  • In India, Central Government has announced a Scheme under which for every KWhr of electricity through Solar PV Systems the Government gives a grant of Rs. 12.00 assuming that the balance Rs. 3.00 will be paid by the distribution utility, so as to make the solar system commercially viable. Obviously this type of incentive can work upto a limited capacity. During the transition period this is needed. However, the technology itself should develop to a point that such incentives or subsidies may not be necessary.

  • It is understood that Governments of Gujarat and Rajasthan are contemplating 50 MW Solar Thermal Plants and are in discussion with a few U.S. Companies. These are definitely very encouraging developments. Such States as have large capacity requirements can definitely afford to support, to some extent, capacities in the range of 5 to 10% through solar systems, may not be immediately but spread over a period of time. Unless such encouragements are provided, it would be difficult to make these new technologies cost effective. India is in a very advantageous position because of its large rural population and huge demand supply gaps in energy. Any technology can be scaled up to meet such demands and it is these large demands that can provide comfort to make these technologies progressively cost effective.
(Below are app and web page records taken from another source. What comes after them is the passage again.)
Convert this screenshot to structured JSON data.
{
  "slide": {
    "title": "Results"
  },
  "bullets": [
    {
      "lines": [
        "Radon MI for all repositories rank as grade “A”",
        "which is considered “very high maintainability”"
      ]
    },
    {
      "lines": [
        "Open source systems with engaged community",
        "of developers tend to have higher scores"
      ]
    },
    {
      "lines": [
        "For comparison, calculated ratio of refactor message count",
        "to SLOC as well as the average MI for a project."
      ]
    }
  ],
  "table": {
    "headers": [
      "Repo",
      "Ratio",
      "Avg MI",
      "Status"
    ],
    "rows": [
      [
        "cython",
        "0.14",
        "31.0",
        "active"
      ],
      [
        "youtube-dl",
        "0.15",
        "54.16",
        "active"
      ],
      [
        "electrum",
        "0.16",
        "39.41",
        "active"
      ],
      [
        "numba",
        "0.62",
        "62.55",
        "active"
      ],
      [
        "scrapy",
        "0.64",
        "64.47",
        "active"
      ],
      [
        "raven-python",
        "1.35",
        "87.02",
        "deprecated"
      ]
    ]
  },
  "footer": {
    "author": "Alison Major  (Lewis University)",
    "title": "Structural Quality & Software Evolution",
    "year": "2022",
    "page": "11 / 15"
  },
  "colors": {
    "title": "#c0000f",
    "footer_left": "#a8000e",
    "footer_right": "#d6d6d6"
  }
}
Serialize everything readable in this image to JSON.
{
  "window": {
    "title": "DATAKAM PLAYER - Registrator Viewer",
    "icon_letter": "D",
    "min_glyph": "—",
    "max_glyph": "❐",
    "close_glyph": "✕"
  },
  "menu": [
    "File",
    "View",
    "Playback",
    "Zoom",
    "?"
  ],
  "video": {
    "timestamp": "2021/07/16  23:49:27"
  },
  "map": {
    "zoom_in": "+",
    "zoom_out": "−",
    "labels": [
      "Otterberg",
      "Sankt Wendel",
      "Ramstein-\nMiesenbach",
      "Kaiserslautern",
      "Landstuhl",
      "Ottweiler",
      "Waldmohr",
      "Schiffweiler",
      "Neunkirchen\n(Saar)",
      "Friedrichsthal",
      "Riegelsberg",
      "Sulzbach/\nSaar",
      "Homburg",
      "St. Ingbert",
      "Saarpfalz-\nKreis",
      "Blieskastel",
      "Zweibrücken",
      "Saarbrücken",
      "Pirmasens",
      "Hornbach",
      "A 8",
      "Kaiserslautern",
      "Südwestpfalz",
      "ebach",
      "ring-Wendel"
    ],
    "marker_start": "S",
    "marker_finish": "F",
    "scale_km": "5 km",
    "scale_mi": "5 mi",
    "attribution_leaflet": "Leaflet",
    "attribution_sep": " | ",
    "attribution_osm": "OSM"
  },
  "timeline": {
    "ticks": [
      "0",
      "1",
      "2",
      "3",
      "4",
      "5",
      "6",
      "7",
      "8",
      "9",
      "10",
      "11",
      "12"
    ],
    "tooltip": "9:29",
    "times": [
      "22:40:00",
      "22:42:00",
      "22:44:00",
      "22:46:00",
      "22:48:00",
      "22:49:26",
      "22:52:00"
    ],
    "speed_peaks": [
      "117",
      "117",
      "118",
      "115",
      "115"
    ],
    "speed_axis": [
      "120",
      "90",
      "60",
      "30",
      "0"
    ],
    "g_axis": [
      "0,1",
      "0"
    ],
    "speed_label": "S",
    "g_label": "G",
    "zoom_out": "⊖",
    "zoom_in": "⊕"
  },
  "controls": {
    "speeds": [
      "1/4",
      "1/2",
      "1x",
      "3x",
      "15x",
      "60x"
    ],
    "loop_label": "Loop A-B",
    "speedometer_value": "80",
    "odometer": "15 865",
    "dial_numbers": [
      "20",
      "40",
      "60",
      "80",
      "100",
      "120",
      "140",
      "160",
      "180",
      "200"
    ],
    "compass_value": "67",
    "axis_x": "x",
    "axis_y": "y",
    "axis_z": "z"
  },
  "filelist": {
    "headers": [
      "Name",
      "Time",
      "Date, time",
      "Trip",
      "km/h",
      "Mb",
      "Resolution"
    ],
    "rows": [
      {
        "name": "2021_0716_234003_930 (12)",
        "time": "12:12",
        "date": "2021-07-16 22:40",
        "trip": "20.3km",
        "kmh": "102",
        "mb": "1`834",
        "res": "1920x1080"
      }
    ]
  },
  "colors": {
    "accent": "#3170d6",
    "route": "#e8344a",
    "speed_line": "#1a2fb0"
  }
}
  • Geothermal Power is another important source which can provide energy and electricity. There are areas in our country where it has been established that deep down in the earth lot of heat is available which can be used to heat up water, produce steam and drive turbines to produce electricity. Studies and investigations have been carried out and technologies and methods are being evolved to see that they are made cost effective in acceptable range. At this point of time commercial exploitation of geothermal has not been possible in India. But, definitely in coming five to ten years, geothermal will also emerge as the technology option which may have to undergo a transition period needing supports and incentive and then subsequently be on its own.

  • Sea waves and tides contain enormous amount of energy. What is necessary is to evolve and implement technologies which can capture this energy and transform it into electricity or in other usable forms of energy. This again is at the stage of investigations and discovery of technology and systems which can lead to pilot stage and subsequently to commercial stage of exploitation of this energy.

The subject of non-conventional energy has never been in focus so much as in last two to three years. The adverse consequences of green house gas emissions, which have been highlighted in the recent past, have compelled all the countries in the world to revisit their energy strategies. Supply side of the energy production has obviously come under strains. Ways and means are being found out to have a balanced profile of energy mix, so that emissions could be minimised. Non-conventional energy generation, therefore, is receiving top most attention. Equally important has been the subject of Energy Efficiency and Demand Side Management. There is greater realisation and recognition of the fact that any wasteful use of energy must to avoided at all costs. Technology innovations and consumption habits should lead to more efficient use of energy. Both these issues put together alone can provide a sustainable solution to energy production and energy consumption.